I’m lucky; with my condition this is merely an inconvenience. For Arizonans with more serious conditions, missing a dosage can mean an expensive trip to the emergency room, or worse. My brother is one of the paramedics who is first on the scene and it pains me to watch him have to deal with preventable emergencies.
Back to my story. Once I finally get my appointment, I must take several hours off work, drive to the hospital, check in with the receptionist, and wait in reception area with other people, some of whom are really sick. Then a nurse walks me back to the doctor’s office where I answer a few questions and, poof! My prescription is renewed. That’s the process I go through every three months. Am I right to believe this could be handled in five minutes over the phone? Does it have to consume the time of several trained medical workers, use up scarce hospital space, waste three hours of my own time, put me in a room with whatever pathogens are floating around the hospital. And cost me $200 for a two-minute office visit?
Next, I drive to pick up my prescription. It’s a common medication, but the pharmacy cannot buy it from the cheapest provider. It must instead buy the medicine from a company with an Arizona license even if a company licensed in another state has a better price. As a consequence, by the time it gets to me, my prescription costs $500. Does any of this sound familiar?
None of this is the hospital’s fault, or the pharmacy’s. Both are simply following Arizona law.
Normally, high prices are simply a function of demand exceeding supply. But, in the case of healthcare, government-imposed mandates also add costs through inefficiency. The way to lower prices is to have adequate supply and most importantly, eliminate the inefficiency.
When COVID-19 hit, increasing the supply and streamlining the delivery of medical services suddenly became a top priority. Through temporary executive orders, Governor Ducey allowed pharmacists to dispense 90-day maintenance supplies of medication when patients could not immediately visit their doctors. The order permitted physicians to prescribe medicine over the phone, and gave pharmacies the ability to purchase medication from companies licensed anywhere in the country. In other words, medical professionals, not bureaucrats, were put in charge for a change. The result? Enough supply and efficient processes.

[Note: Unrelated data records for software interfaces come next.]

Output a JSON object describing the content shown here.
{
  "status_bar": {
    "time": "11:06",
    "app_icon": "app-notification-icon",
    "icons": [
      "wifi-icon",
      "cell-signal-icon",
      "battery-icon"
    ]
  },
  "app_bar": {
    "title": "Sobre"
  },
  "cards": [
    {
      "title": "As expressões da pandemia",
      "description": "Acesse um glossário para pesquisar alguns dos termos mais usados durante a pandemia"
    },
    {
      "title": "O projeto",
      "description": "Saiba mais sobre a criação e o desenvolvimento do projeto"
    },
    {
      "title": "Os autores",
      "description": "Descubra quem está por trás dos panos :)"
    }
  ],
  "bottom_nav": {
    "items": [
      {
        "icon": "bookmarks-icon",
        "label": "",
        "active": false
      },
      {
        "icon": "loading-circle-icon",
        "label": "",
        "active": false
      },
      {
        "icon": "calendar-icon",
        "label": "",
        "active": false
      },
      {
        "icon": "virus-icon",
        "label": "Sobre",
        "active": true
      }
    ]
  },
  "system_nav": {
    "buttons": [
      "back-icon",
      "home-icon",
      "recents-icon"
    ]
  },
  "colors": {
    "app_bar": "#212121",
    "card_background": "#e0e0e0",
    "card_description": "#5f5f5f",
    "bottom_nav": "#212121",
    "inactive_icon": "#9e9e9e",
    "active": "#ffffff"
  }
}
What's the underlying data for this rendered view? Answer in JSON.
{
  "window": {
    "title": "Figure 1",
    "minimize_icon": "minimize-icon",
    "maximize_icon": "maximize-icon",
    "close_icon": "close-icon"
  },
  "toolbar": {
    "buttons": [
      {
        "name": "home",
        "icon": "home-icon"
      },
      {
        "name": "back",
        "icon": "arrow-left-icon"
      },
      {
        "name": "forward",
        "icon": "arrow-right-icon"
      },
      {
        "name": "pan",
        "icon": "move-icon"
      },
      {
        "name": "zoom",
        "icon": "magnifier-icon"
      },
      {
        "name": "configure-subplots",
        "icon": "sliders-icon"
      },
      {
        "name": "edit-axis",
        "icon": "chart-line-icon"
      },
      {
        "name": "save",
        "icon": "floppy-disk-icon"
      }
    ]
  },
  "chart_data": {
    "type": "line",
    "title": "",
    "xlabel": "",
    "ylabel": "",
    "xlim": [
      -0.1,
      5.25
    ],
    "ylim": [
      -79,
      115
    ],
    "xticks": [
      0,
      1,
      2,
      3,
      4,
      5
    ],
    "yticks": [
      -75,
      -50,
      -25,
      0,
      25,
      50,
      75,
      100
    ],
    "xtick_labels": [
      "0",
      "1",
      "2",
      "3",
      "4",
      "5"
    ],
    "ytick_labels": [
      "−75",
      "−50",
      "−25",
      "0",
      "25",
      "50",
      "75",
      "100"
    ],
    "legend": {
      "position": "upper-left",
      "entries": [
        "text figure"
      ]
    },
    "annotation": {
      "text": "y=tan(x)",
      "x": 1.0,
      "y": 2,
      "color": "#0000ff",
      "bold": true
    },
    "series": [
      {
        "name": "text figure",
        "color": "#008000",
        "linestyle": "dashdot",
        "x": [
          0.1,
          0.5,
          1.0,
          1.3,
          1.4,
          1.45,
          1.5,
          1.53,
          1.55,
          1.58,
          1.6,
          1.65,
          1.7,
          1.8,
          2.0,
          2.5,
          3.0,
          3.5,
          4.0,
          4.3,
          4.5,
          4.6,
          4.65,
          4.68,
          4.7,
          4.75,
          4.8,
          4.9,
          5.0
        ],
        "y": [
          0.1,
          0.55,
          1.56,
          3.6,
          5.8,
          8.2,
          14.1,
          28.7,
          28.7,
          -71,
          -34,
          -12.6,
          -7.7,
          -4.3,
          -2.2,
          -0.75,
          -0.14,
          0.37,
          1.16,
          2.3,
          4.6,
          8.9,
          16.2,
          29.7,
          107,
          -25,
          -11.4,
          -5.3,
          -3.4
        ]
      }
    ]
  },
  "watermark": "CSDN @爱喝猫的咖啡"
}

I’m not alone in my story. Other people’s stories are far worse than mine. This has to stop. When you elect me to the state Senate, you can count on me to fight to make these “temporary” measures permanent. Help me get there and we can end this kind of story once and for all.